Leader of the Diocese of Westminster, Cardinal Vincent Nichols, said that faith can give "a focus and a shape" during current lockdown measures.

Cardinal Nichols also discussed the question of how to provide a fitting farewell to those who have died of the virus with "the most difficult time of this pandemic [...] coming up".

In an interview with ITV News presenter Julie Etchingham, the Cardinal urged people to "have a pattern" to their day during stay-at-home measures.

The religious leader urged the public to use the current restrictions as an opportunity for "a time of silence" in which to explore "our inner selves".

Cardinal Nichols also advised people to use this time as an "opportunity for quiet reflection".

Addressing recommended restrictions on the number of mourners at burials and funerals, the Cardinal said the church wanted to "insist that everybody who wishes have a minister of their religion present".

He added: "The rules allow with this, but it's going to be the practical working of these opportunities that might become very difficult as we enter the most difficult time of this pandemic, which as we know is coming up."

Westminster Cathedral closed its doors following the Prime Minister's lockdown measures. Credit: PA

For those without faith, the Cardinal said "we're all spiritual beings" and added that faith - in times like the current crisis - can "sustain us". He added:

"We're all spiritual beings. We all have that dimension to our lives.

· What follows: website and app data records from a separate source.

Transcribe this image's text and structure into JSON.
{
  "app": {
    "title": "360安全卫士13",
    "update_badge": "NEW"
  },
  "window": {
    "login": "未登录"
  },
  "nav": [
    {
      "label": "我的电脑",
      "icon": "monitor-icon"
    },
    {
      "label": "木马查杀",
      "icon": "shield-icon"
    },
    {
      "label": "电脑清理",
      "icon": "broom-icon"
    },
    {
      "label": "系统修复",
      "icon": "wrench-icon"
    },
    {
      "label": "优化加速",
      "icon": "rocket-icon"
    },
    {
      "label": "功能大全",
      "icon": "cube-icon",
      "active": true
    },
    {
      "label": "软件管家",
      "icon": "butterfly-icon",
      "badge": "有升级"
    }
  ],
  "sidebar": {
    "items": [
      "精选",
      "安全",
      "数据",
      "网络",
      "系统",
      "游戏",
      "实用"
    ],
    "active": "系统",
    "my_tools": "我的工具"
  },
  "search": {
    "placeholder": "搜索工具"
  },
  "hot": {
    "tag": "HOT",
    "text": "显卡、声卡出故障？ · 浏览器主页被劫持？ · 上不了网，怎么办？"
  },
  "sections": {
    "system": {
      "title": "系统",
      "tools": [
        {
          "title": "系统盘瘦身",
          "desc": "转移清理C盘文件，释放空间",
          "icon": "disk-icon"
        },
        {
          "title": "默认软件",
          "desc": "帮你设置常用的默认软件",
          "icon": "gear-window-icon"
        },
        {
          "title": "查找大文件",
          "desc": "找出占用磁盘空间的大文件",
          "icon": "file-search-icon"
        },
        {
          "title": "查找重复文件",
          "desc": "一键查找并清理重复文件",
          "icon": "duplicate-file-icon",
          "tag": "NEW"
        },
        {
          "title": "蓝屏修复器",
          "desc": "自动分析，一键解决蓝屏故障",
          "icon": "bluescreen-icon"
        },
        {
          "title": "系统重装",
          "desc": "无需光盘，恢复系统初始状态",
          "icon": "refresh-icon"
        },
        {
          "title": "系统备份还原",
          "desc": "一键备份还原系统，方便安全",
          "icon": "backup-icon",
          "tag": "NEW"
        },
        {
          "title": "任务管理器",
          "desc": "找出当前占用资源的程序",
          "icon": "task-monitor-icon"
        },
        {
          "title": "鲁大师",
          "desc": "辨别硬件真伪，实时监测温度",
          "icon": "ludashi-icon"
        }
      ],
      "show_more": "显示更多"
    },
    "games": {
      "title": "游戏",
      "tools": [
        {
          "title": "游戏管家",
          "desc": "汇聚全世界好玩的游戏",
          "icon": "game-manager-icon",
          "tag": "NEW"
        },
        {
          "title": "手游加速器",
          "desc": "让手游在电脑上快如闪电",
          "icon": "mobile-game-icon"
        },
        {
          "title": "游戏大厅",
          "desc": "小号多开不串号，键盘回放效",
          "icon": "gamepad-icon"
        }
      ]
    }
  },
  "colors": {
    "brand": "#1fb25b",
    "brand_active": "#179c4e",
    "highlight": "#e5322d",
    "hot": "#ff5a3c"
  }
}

What faith does is give it a focus and a shape, but not truth.

"So I would hope that anybody who has never yet being introduced to a religious faith might find that that tempted during this time."

The Catholic leader suggested the public could use the current situation as an opportunity to explore religious faith.

Cardinal Nichols also pointed to how the coronavirus crisis had helped highlight "all sorts of signs of the goodness that is there," adding:

"I think everybody knows how much we owe to those who clean the streets and remove the rubbish and drive the trips.

"And of course in the health services, the nurses, the doctors, the specialists [...] the scientific experts who are working flatout and all of this is a great sense of a bond between us all."

Speaking to ITV News over a video call, Cardinal Nichols admitted the upcoming Easter celebrations looked "bleak" amid current lockdown measures.

But he also pointed to the "creativity" with which families and friends are continuing to communicate and share moments together while maintaining social distancing measures.

Cardinal Nichols urged those looking to celebrate Easter to "express that sense of belonging without physical contact".